AS wartime plots go, it stood as much chance of success as Captain Blackadder’s attempt to avoid battle by sticking two pencils up his nose, putting underpants on his head and claiming to be from the planet Wibble.
With no end to the Second World War in sight, British spies came up with a plan to lace Adolf Hitler’s food with female sex hormones to curb his aggressive impulses.
The Allied plot to turn Herr Hitler into Her Hitler was just one of a number of wacky ideas cooked up to break the stalemate, according to a new book.

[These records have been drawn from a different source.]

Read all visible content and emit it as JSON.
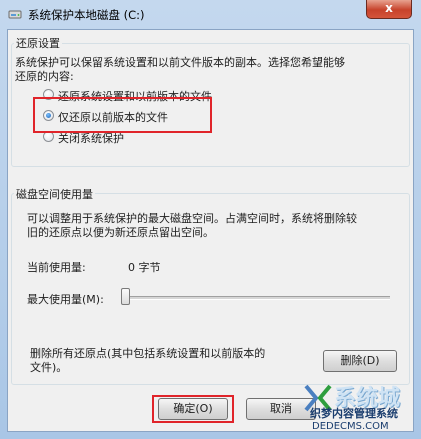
{
  "window": {
    "title": "系统保护本地磁盘 (C:)",
    "close_label": "x"
  },
  "restore": {
    "group_label": "还原设置",
    "description_line1": "系统保护可以保留系统设置和以前文件版本的副本。选择您希望能够",
    "description_line2": "还原的内容:",
    "options": [
      {
        "label": "还原系统设置和以前版本的文件",
        "checked": false
      },
      {
        "label": "仅还原以前版本的文件",
        "checked": true
      },
      {
        "label": "关闭系统保护",
        "checked": false
      }
    ]
  },
  "disk": {
    "group_label": "磁盘空间使用量",
    "description_line1": "可以调整用于系统保护的最大磁盘空间。占满空间时，系统将删除较",
    "description_line2": "旧的还原点以便为新还原点留出空间。",
    "current_usage_label": "当前使用量:",
    "current_usage_value": "0 字节",
    "max_usage_label": "最大使用量(M):",
    "max_usage_fraction": 0.0,
    "delete_description_line1": "删除所有还原点(其中包括系统设置和以前版本的",
    "delete_description_line2": "文件)。",
    "delete_button_label": "删除(D)"
  },
  "footer": {
    "ok_label": "确定(O)",
    "cancel_label": "取消"
  },
  "watermark": {
    "big_text": "系统城",
    "mid_text": "织梦内容管理系统",
    "small_text": "DEDECMS.COM"
  },
  "colors": {
    "highlight": "#e0242a",
    "titlebar": "#b9d1ea",
    "close_button": "#c7432b"
  }
}
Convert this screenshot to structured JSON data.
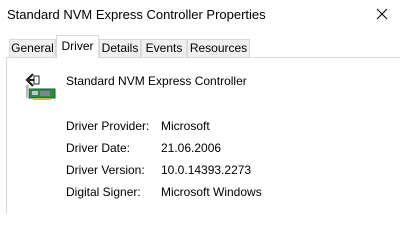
{
  "window": {
    "title": "Standard NVM Express Controller Properties"
  },
  "tabs": [
    {
      "label": "General",
      "active": false
    },
    {
      "label": "Driver",
      "active": true
    },
    {
      "label": "Details",
      "active": false
    },
    {
      "label": "Events",
      "active": false
    },
    {
      "label": "Resources",
      "active": false
    }
  ],
  "device": {
    "name": "Standard NVM Express Controller",
    "icon": "controller-card-icon"
  },
  "driver_info": [
    {
      "label": "Driver Provider:",
      "value": "Microsoft"
    },
    {
      "label": "Driver Date:",
      "value": "21.06.2006"
    },
    {
      "label": "Driver Version:",
      "value": "10.0.14393.2273"
    },
    {
      "label": "Digital Signer:",
      "value": "Microsoft Windows"
    }
  ],
  "colors": {
    "tab_border": "#d9d9d9",
    "inactive_tab_bg": "#f0f0f0"
  }
}
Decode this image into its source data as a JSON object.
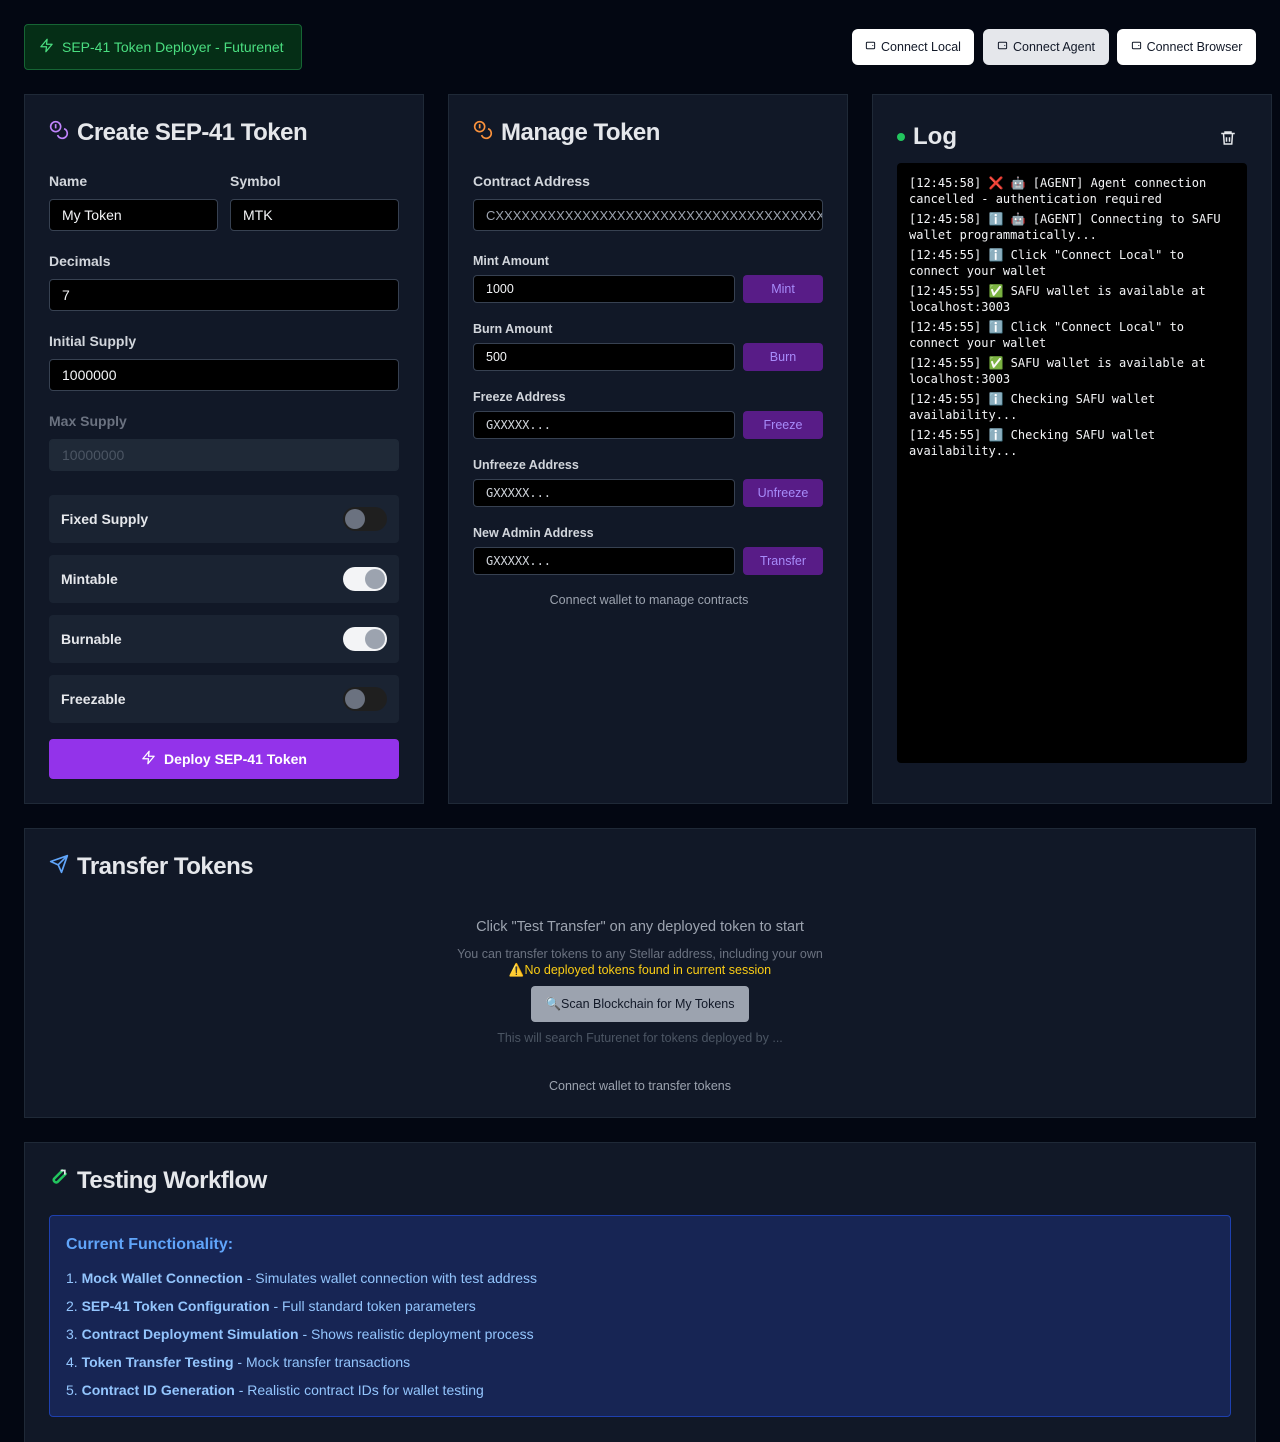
{
  "header": {
    "badge": "SEP-41 Token Deployer - Futurenet",
    "buttons": [
      "Connect Local",
      "Connect Agent",
      "Connect Browser"
    ]
  },
  "create": {
    "title": "Create SEP-41 Token",
    "name_label": "Name",
    "name_value": "My Token",
    "symbol_label": "Symbol",
    "symbol_value": "MTK",
    "decimals_label": "Decimals",
    "decimals_value": "7",
    "initial_supply_label": "Initial Supply",
    "initial_supply_value": "1000000",
    "max_supply_label": "Max Supply",
    "max_supply_placeholder": "10000000",
    "toggles": [
      {
        "label": "Fixed Supply",
        "on": false
      },
      {
        "label": "Mintable",
        "on": true
      },
      {
        "label": "Burnable",
        "on": true
      },
      {
        "label": "Freezable",
        "on": false
      }
    ],
    "deploy_label": "Deploy SEP-41 Token"
  },
  "manage": {
    "title": "Manage Token",
    "contract_label": "Contract Address",
    "contract_placeholder": "CXXXXXXXXXXXXXXXXXXXXXXXXXXXXXXXXXXXXXXXXXXXXXXXXXXXXXXXX",
    "mint_label": "Mint Amount",
    "mint_value": "1000",
    "mint_button": "Mint",
    "burn_label": "Burn Amount",
    "burn_value": "500",
    "burn_button": "Burn",
    "freeze_label": "Freeze Address",
    "freeze_placeholder": "GXXXXX...",
    "freeze_button": "Freeze",
    "unfreeze_label": "Unfreeze Address",
    "unfreeze_placeholder": "GXXXXX...",
    "unfreeze_button": "Unfreeze",
    "admin_label": "New Admin Address",
    "admin_placeholder": "GXXXXX...",
    "admin_button": "Transfer",
    "hint": "Connect wallet to manage contracts"
  },
  "log": {
    "title": "Log",
    "entries": [
      "[12:45:58] ❌ 🤖 [AGENT] Agent connection cancelled - authentication required",
      "[12:45:58] ℹ️ 🤖 [AGENT] Connecting to SAFU wallet programmatically...",
      "[12:45:55] ℹ️ Click \"Connect Local\" to connect your wallet",
      "[12:45:55] ✅ SAFU wallet is available at localhost:3003",
      "[12:45:55] ℹ️ Click \"Connect Local\" to connect your wallet",
      "[12:45:55] ✅ SAFU wallet is available at localhost:3003",
      "[12:45:55] ℹ️ Checking SAFU wallet availability...",
      "[12:45:55] ℹ️ Checking SAFU wallet availability..."
    ]
  },
  "transfer": {
    "title": "Transfer Tokens",
    "instruction": "Click \"Test Transfer\" on any deployed token to start",
    "subtext": "You can transfer tokens to any Stellar address, including your own",
    "warning": "⚠️No deployed tokens found in current session",
    "scan_button": "🔍Scan Blockchain for My Tokens",
    "scan_hint": "This will search Futurenet for tokens deployed by ...",
    "connect_hint": "Connect wallet to transfer tokens"
  },
  "workflow": {
    "title": "Testing Workflow",
    "box_title": "Current Functionality:",
    "items": [
      {
        "num": "1.",
        "bold": "Mock Wallet Connection",
        "text": " - Simulates wallet connection with test address"
      },
      {
        "num": "2.",
        "bold": "SEP-41 Token Configuration",
        "text": " - Full standard token parameters"
      },
      {
        "num": "3.",
        "bold": "Contract Deployment Simulation",
        "text": " - Shows realistic deployment process"
      },
      {
        "num": "4.",
        "bold": "Token Transfer Testing",
        "text": " - Mock transfer transactions"
      },
      {
        "num": "5.",
        "bold": "Contract ID Generation",
        "text": " - Realistic contract IDs for wallet testing"
      }
    ]
  },
  "colors": {
    "accent_purple": "#9333ea",
    "success_green": "#4ade80",
    "info_blue": "#60a5fa",
    "warning_yellow": "#facc15"
  }
}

Others included dropping glue on Nazi troops to stick them to the ground, and disguising bombs as tins of fruit being exported to Germany. The hare-brained schemes are revealed in Secret Weapons: Technology, science and the race to win World War II, by Professor Brian Ford.
He said: “Research had showed the importance of sex hormones - they were beginning to be used in sex therapy in London.
“The Allies hoped to smuggle oestrogen into Hitler’s food and change his sex so he would become more feminine and less aggressive.” Professor Ford, a fellow at Cardiff University and a pioneer of popular science, said the Government gave serious consideration to the plan, and that it was perfectly plausible. British spies were already in place and poised to carry out the plot.
“Hitler had testers who used to taste his meals so there was no mileage in putting poison in his food because they would immediately fall victim to it,” Professor Ford said. “Sex hormones were a different matter.
“They affected you only if you took them for months on end, so no one would have realised the hormones were in the food.”
The bizarre Allied plots to win the war have only now come to light after the publication of documents never previously seen because of their sensitive nature.
The British were not alone, however, in hatching far-fetched schemes.
The Nazis planned to poison sausages, chocolate and Nescafe if they lost the war, leaving them where they would be found by Allied troops.
Secret files published earlier this year revealed a network of Nazi saboteurs who were prepared to fight to create a Fourth Reich in the event that Hitler’s empire crumbled.
Four German agents arrested in northern France in March 1945 revealed the range of poisons developed by Nazi scientists.
They included cigarettes to be offered to Allies by spies. They would give the smoker a headache, and the spy would then offer an “aspirin” to his victim which was in fact poison which would kill within ten minutes.
In the BBC’s hit comedy series, Blackadder Goes Forth, Captain Edmund Blackadder, played by Rowan Atkinson, tries almost everything to avoid going over the top in the First World War.
In one famous scene he feigns insanity by donning underpants, sticking pencils up his nose and claiming to be from the planet Wibble.
Professor Ford’s book is to be published by Osprey on September 20. - Daily Mail